#### WHAT IS NEEDED
Output all entries exactly; images excluded.

Interface dataset entries:
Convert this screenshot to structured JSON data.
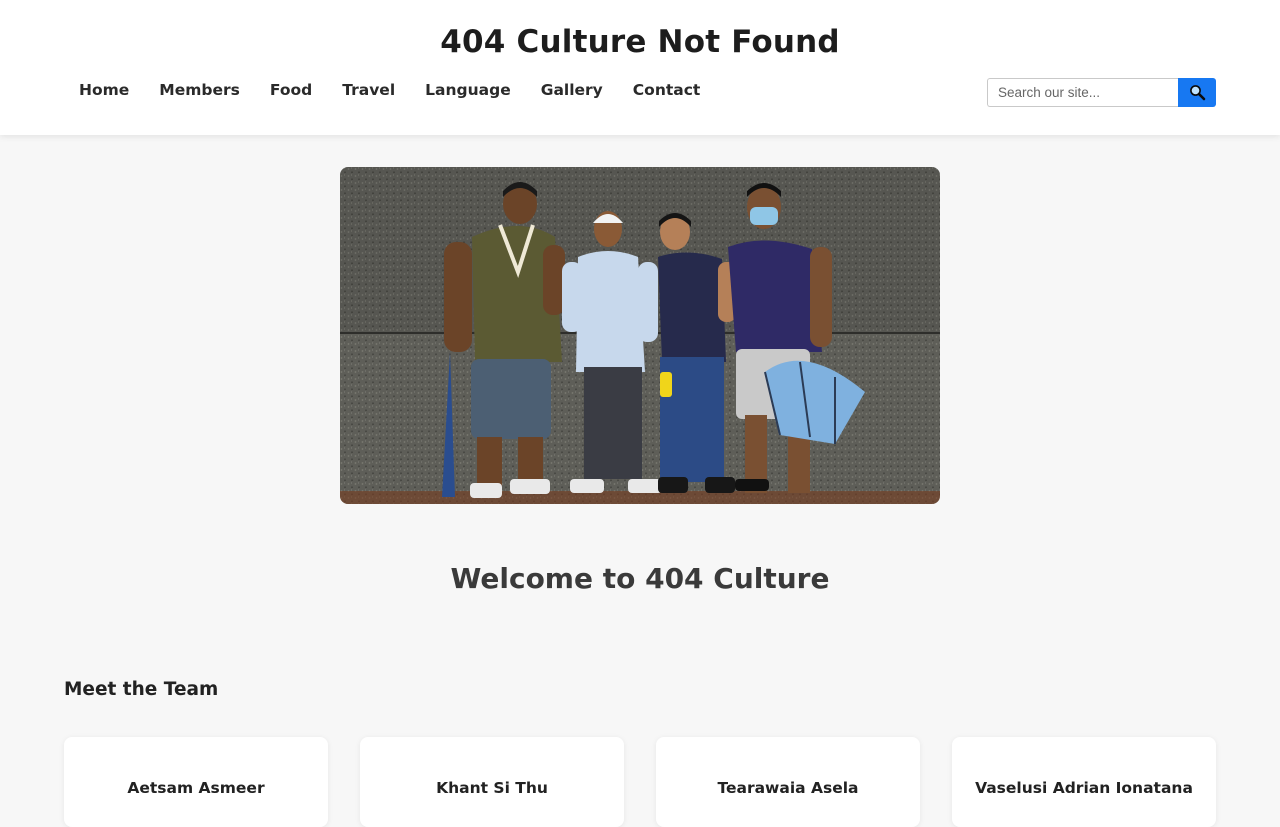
{
  "site": {
    "title": "404 Culture Not Found"
  },
  "nav": {
    "items": [
      {
        "label": "Home"
      },
      {
        "label": "Members"
      },
      {
        "label": "Food"
      },
      {
        "label": "Travel"
      },
      {
        "label": "Language"
      },
      {
        "label": "Gallery"
      },
      {
        "label": "Contact"
      }
    ]
  },
  "search": {
    "placeholder": "Search our site...",
    "button_icon": "magnifier-icon"
  },
  "hero": {
    "image": "group-photo"
  },
  "main": {
    "welcome": "Welcome to 404 Culture"
  },
  "team": {
    "heading": "Meet the Team",
    "members": [
      {
        "name": "Aetsam Asmeer"
      },
      {
        "name": "Khant Si Thu"
      },
      {
        "name": "Tearawaia Asela"
      },
      {
        "name": "Vaselusi Adrian Ionatana"
      }
    ]
  },
  "colors": {
    "accent": "#1778f2",
    "background": "#f7f7f7",
    "header": "#ffffff"
  }
}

#### RESULT OF THE TASK
Convert this screenshot to structured JSON data.
{
  "site": {
    "title": "404 Culture Not Found"
  },
  "nav": {
    "items": [
      {
        "label": "Home"
      },
      {
        "label": "Members"
      },
      {
        "label": "Food"
      },
      {
        "label": "Travel"
      },
      {
        "label": "Language"
      },
      {
        "label": "Gallery"
      },
      {
        "label": "Contact"
      }
    ]
  },
  "search": {
    "placeholder": "Search our site...",
    "button_icon": "magnifier-icon"
  },
  "hero": {
    "image": "group-photo"
  },
  "main": {
    "welcome": "Welcome to 404 Culture"
  },
  "team": {
    "heading": "Meet the Team",
    "members": [
      {
        "name": "Aetsam Asmeer"
      },
      {
        "name": "Khant Si Thu"
      },
      {
        "name": "Tearawaia Asela"
      },
      {
        "name": "Vaselusi Adrian Ionatana"
      }
    ]
  },
  "colors": {
    "accent": "#1778f2",
    "background": "#f7f7f7",
    "header": "#ffffff"
  }
}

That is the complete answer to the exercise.